YOUR INSTRUCTIONS: Would it be possible to copy exactly the lines from the one containing "What data populates" to the end of the entries, including both and nothing else?

Records drawn from a dataset
────────────────────
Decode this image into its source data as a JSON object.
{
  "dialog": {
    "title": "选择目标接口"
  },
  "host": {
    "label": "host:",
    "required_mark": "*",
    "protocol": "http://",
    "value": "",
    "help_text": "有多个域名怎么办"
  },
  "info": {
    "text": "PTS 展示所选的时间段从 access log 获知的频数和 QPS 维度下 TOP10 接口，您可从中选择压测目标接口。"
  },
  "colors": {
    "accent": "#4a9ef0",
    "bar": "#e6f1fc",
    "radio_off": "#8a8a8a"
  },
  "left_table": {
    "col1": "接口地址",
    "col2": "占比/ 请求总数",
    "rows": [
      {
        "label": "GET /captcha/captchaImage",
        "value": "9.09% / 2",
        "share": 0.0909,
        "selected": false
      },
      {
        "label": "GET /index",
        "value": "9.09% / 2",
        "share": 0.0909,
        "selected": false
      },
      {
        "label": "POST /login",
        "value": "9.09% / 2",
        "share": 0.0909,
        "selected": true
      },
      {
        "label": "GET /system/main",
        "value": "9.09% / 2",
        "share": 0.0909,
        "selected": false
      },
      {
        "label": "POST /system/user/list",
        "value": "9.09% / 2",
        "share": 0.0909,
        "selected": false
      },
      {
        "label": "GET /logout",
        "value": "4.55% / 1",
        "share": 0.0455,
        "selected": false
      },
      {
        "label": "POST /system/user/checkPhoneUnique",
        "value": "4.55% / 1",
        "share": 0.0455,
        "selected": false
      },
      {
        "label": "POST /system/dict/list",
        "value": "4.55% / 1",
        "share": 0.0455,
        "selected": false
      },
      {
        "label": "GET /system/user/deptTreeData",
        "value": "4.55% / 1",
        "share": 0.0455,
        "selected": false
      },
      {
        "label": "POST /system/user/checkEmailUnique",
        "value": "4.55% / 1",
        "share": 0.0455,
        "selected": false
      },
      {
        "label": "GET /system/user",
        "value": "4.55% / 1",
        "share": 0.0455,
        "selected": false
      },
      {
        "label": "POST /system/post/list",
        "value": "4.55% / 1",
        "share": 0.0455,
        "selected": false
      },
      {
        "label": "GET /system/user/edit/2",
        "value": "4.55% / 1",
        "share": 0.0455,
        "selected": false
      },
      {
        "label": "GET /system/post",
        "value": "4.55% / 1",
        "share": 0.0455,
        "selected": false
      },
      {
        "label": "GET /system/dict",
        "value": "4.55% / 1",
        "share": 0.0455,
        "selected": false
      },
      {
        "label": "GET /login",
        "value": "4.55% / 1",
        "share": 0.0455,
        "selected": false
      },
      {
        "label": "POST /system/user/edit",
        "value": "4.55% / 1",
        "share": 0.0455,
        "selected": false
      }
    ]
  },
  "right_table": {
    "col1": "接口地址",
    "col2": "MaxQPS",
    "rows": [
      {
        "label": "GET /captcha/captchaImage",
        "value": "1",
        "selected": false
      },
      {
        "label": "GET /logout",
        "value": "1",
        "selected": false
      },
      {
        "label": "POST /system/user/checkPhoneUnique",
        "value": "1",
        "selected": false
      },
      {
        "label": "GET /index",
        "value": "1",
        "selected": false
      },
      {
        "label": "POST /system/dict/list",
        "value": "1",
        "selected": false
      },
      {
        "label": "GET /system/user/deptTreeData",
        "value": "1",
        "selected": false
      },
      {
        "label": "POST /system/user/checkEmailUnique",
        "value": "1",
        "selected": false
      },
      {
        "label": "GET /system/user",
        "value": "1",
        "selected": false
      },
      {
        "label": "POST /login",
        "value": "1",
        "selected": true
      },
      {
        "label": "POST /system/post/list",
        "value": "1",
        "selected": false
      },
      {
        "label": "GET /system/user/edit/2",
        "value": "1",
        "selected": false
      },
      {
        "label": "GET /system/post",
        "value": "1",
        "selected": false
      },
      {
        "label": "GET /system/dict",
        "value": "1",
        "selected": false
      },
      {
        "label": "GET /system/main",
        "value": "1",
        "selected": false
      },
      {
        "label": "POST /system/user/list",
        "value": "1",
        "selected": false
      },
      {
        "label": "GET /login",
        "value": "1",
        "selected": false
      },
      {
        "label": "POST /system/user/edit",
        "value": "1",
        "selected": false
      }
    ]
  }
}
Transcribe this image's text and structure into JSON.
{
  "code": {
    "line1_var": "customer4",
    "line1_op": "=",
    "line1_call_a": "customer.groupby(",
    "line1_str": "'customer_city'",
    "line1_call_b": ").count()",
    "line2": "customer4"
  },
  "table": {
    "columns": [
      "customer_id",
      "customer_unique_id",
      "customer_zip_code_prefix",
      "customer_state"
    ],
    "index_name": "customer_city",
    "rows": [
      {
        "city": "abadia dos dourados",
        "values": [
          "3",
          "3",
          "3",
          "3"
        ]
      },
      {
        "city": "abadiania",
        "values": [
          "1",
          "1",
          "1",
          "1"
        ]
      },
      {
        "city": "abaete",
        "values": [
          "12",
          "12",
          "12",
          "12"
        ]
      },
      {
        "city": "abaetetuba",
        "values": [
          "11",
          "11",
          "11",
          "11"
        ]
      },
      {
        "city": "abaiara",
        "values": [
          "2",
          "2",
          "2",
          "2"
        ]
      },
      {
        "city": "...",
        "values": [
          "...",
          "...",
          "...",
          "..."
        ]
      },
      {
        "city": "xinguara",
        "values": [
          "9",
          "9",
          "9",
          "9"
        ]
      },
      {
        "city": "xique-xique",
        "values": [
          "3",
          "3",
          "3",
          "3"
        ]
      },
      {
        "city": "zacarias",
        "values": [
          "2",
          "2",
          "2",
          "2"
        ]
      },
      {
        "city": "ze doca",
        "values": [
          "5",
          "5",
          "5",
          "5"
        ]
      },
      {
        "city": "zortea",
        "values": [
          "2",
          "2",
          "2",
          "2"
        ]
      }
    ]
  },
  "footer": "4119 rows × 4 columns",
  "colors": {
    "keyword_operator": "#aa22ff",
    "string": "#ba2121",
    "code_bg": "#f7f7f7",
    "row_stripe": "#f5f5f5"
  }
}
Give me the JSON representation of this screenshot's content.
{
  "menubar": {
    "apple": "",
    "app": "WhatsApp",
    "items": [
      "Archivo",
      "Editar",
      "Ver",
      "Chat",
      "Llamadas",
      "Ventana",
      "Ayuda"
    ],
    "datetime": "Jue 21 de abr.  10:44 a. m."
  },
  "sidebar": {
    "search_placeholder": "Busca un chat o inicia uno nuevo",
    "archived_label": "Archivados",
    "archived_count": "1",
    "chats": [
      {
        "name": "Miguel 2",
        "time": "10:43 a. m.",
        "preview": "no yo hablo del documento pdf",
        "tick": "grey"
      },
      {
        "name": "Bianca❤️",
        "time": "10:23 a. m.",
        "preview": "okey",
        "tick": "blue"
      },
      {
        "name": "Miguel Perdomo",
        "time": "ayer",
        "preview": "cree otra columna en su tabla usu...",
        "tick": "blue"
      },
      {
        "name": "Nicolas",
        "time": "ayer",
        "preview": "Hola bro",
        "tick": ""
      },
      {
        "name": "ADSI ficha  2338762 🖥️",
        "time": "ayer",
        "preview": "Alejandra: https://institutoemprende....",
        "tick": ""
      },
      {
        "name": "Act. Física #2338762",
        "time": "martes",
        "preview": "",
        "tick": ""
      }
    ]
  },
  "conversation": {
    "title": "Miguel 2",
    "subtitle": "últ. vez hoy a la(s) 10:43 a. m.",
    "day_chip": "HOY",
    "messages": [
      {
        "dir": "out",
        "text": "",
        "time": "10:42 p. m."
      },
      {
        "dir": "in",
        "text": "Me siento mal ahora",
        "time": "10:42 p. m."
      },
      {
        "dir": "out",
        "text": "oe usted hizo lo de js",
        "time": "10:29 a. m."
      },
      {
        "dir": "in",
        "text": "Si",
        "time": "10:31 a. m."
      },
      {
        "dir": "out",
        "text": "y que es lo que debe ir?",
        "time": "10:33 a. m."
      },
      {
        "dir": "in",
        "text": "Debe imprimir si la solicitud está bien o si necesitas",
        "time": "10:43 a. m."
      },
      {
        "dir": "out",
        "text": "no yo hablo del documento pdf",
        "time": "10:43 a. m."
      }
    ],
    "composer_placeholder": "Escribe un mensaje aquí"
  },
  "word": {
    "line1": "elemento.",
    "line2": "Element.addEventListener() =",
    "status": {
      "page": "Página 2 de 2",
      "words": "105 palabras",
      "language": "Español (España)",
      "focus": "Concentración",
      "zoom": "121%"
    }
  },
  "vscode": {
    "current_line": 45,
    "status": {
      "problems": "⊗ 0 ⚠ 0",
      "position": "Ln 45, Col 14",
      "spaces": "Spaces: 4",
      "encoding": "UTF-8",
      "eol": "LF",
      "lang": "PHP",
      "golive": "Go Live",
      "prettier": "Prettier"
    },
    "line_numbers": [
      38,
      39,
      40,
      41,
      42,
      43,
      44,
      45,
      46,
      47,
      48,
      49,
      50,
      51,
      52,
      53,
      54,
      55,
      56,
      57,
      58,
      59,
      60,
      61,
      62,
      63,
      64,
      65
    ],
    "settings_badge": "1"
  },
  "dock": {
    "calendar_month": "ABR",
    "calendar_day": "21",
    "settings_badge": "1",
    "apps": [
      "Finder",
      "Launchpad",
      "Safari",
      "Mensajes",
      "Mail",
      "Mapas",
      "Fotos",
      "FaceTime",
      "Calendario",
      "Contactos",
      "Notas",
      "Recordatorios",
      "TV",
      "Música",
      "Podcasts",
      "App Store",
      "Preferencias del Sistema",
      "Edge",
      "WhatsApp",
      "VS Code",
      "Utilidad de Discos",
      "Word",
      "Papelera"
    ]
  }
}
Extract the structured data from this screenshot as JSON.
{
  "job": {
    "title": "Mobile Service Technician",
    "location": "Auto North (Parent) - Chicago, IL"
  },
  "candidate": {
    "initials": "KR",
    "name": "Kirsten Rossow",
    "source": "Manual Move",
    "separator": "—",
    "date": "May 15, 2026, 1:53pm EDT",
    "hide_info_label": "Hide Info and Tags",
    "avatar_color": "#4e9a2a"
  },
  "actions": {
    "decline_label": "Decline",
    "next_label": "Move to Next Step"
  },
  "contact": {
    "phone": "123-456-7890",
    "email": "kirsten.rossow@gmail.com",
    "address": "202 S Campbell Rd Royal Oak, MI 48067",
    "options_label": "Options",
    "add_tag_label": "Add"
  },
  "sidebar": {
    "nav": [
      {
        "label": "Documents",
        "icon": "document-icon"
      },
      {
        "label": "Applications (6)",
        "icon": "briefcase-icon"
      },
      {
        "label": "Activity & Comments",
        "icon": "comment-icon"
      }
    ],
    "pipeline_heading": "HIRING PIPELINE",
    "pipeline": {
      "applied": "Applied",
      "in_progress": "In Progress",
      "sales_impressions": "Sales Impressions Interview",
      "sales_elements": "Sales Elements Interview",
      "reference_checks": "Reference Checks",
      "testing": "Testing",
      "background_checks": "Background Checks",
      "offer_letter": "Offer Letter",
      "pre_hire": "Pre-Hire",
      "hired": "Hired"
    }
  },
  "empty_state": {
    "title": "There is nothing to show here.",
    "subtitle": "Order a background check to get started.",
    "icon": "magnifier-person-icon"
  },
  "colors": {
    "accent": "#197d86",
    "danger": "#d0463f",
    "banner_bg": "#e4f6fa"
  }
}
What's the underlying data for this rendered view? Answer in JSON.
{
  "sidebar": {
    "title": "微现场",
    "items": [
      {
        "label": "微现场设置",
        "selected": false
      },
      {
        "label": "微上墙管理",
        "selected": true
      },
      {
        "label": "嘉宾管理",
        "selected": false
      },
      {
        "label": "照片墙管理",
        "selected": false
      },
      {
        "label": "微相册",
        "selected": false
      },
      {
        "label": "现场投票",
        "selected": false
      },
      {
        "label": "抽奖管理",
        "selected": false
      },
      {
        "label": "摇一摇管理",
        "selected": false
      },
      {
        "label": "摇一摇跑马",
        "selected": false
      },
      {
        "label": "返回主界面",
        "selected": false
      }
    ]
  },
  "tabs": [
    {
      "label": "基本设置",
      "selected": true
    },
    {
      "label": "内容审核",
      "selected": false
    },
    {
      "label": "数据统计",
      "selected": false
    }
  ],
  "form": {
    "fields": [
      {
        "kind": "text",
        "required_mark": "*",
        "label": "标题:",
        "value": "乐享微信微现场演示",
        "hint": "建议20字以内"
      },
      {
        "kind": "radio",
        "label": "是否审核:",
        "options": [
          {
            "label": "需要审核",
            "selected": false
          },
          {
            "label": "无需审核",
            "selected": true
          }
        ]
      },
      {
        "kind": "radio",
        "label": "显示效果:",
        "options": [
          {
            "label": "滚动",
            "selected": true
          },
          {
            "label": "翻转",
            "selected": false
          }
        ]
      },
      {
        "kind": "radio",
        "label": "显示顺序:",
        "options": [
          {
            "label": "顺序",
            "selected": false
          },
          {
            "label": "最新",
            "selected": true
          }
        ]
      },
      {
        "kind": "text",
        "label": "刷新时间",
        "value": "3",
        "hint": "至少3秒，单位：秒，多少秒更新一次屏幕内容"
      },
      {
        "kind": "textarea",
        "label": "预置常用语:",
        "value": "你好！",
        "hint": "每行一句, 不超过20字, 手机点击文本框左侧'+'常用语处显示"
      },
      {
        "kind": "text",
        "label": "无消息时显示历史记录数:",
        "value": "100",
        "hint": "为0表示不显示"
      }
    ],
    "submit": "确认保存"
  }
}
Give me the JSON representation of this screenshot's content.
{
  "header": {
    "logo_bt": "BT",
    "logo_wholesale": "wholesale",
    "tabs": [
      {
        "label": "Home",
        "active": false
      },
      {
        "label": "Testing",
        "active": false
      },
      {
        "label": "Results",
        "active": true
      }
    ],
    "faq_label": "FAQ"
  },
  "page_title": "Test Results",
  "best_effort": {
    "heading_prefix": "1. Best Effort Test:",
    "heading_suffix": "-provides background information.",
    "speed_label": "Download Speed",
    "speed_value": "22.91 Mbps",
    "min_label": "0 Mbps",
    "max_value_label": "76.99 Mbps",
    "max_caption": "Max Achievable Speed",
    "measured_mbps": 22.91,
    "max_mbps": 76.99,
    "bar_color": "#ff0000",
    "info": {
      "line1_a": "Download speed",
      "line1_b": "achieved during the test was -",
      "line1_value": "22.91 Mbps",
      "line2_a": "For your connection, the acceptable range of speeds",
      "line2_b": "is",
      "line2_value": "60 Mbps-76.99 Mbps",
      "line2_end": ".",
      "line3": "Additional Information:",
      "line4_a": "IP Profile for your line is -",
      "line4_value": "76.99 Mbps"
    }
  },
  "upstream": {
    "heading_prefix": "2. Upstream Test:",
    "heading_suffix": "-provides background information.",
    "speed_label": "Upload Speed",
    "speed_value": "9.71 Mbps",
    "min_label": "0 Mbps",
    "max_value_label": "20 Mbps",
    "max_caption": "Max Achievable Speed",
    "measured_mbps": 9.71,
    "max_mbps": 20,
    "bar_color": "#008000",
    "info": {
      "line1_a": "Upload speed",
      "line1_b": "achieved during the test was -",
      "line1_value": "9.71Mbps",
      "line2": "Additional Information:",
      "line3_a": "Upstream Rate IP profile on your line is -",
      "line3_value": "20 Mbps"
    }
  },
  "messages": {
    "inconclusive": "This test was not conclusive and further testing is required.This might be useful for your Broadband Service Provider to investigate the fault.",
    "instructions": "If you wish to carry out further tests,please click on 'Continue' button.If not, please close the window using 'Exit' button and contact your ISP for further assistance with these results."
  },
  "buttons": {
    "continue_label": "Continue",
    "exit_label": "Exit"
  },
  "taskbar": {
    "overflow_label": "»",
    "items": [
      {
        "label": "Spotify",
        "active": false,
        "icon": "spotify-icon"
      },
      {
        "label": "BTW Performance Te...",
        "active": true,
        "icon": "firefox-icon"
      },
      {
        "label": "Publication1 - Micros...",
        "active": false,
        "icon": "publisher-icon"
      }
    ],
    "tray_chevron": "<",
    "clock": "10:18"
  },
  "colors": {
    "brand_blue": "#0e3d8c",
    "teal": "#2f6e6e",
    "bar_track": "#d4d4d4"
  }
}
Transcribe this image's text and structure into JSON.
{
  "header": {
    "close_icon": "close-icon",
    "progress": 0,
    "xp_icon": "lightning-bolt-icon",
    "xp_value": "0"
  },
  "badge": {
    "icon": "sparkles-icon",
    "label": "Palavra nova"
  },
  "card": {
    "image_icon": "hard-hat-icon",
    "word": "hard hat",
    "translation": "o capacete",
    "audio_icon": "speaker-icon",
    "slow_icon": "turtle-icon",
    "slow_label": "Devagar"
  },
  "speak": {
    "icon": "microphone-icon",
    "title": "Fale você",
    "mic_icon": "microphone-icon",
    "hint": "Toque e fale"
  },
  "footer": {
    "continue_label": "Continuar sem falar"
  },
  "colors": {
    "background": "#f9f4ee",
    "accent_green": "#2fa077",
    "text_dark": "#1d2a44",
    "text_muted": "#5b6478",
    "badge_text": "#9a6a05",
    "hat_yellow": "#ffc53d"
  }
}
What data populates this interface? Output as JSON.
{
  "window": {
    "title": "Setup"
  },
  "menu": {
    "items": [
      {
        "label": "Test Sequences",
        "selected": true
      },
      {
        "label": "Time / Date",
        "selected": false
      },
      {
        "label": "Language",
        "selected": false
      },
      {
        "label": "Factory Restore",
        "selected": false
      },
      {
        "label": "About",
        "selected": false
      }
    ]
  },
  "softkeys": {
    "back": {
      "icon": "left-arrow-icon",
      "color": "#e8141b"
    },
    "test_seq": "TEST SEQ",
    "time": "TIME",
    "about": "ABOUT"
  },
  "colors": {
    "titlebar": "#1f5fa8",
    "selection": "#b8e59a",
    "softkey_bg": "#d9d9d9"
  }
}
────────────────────
EXERCISE OUTPUT:
What data populates this interface? Output as JSON.
{
  "window": {
    "title": "Setup"
  },
  "menu": {
    "items": [
      {
        "label": "Test Sequences",
        "selected": true
      },
      {
        "label": "Time / Date",
        "selected": false
      },
      {
        "label": "Language",
        "selected": false
      },
      {
        "label": "Factory Restore",
        "selected": false
      },
      {
        "label": "About",
        "selected": false
      }
    ]
  },
  "softkeys": {
    "back": {
      "icon": "left-arrow-icon",
      "color": "#e8141b"
    },
    "test_seq": "TEST SEQ",
    "time": "TIME",
    "about": "ABOUT"
  },
  "colors": {
    "titlebar": "#1f5fa8",
    "selection": "#b8e59a",
    "softkey_bg": "#d9d9d9"
  }
}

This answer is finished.